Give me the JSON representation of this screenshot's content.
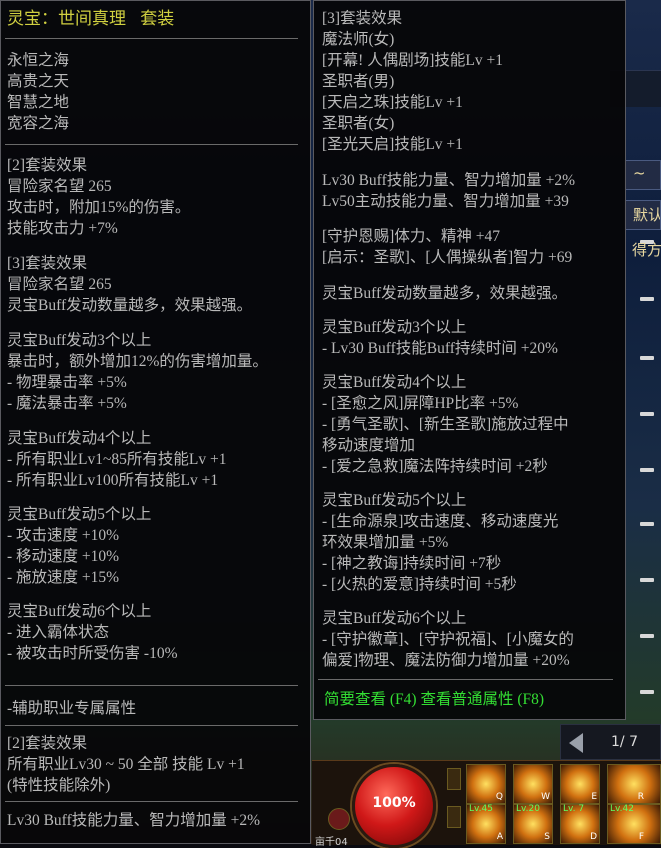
{
  "item": {
    "title_name": "灵宝：世间真理",
    "title_suffix": "套装",
    "parts": [
      "永恒之海",
      "高贵之天",
      "智慧之地",
      "宽容之海"
    ]
  },
  "left_sections": [
    {
      "lines": [
        "[2]套装效果",
        "冒险家名望 265",
        "攻击时，附加15%的伤害。",
        "技能攻击力 +7%"
      ]
    },
    {
      "lines": [
        "[3]套装效果",
        "冒险家名望 265",
        "灵宝Buff发动数量越多，效果越强。"
      ]
    },
    {
      "lines": [
        "灵宝Buff发动3个以上",
        "暴击时，额外增加12%的伤害增加量。",
        "- 物理暴击率 +5%",
        "- 魔法暴击率 +5%"
      ]
    },
    {
      "lines": [
        "灵宝Buff发动4个以上",
        "- 所有职业Lv1~85所有技能Lv +1",
        "- 所有职业Lv100所有技能Lv +1"
      ]
    },
    {
      "lines": [
        "灵宝Buff发动5个以上",
        "- 攻击速度 +10%",
        "- 移动速度 +10%",
        "- 施放速度 +15%"
      ]
    },
    {
      "lines": [
        "灵宝Buff发动6个以上",
        "- 进入霸体状态",
        "- 被攻击时所受伤害 -10%"
      ]
    }
  ],
  "support": {
    "header": "-辅助职业专属属性",
    "lines": [
      "[2]套装效果",
      "所有职业Lv30 ~ 50 全部 技能 Lv +1",
      "(特性技能除外)"
    ],
    "footer": "Lv30 Buff技能力量、智力增加量 +2%"
  },
  "right_sections": [
    {
      "lines": [
        "[3]套装效果",
        "魔法师(女)",
        "[开幕! 人偶剧场]技能Lv +1",
        "圣职者(男)",
        "[天启之珠]技能Lv +1",
        "圣职者(女)",
        "[圣光天启]技能Lv +1"
      ]
    },
    {
      "lines": [
        "Lv30 Buff技能力量、智力增加量 +2%",
        "Lv50主动技能力量、智力增加量 +39"
      ]
    },
    {
      "lines": [
        "[守护恩赐]体力、精神 +47",
        "[启示：圣歌]、[人偶操纵者]智力 +69"
      ]
    },
    {
      "lines": [
        "灵宝Buff发动数量越多，效果越强。"
      ]
    },
    {
      "lines": [
        "灵宝Buff发动3个以上",
        "- Lv30 Buff技能Buff持续时间 +20%"
      ]
    },
    {
      "lines": [
        "灵宝Buff发动4个以上",
        "- [圣愈之风]屏障HP比率 +5%",
        "- [勇气圣歌]、[新生圣歌]施放过程中",
        "移动速度增加",
        "- [爱之急救]魔法阵持续时间 +2秒"
      ]
    },
    {
      "lines": [
        "灵宝Buff发动5个以上",
        "- [生命源泉]攻击速度、移动速度光",
        "环效果增加量 +5%",
        "- [神之教诲]持续时间 +7秒",
        "- [火热的爱意]持续时间 +5秒"
      ]
    },
    {
      "lines": [
        "灵宝Buff发动6个以上",
        "- [守护徽章]、[守护祝福]、[小魔女的",
        "偏爱]物理、魔法防御力增加量 +20%"
      ]
    }
  ],
  "right_footer": "简要查看 (F4) 查看普通属性 (F8)",
  "game_ui": {
    "side_buttons": [
      "~",
      "默认",
      "得方"
    ],
    "page_indicator": "1/ 7",
    "hp_percent": "100%",
    "hud_label": "亩千04",
    "skills": [
      {
        "lv": "",
        "key": "Q"
      },
      {
        "lv": "",
        "key": "W"
      },
      {
        "lv": "",
        "key": "E"
      },
      {
        "lv": "",
        "key": "R"
      },
      {
        "lv": "Lv.45",
        "key": "A"
      },
      {
        "lv": "Lv.20",
        "key": "S"
      },
      {
        "lv": "Lv. 7",
        "key": "D"
      },
      {
        "lv": "Lv.42",
        "key": "F"
      }
    ],
    "colors": {
      "title": "#d0d040",
      "text": "#b9b9b9",
      "footer": "#33dd33",
      "hp_orb": "#d01818"
    }
  }
}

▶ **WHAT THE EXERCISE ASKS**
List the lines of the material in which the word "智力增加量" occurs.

▶ **EXERCISE RESULT**
    "footer": "Lv30 Buff技能力量、智力增加量 +2%"
        "Lv30 Buff技能力量、智力增加量 +2%",
        "Lv50主动技能力量、智力增加量 +39"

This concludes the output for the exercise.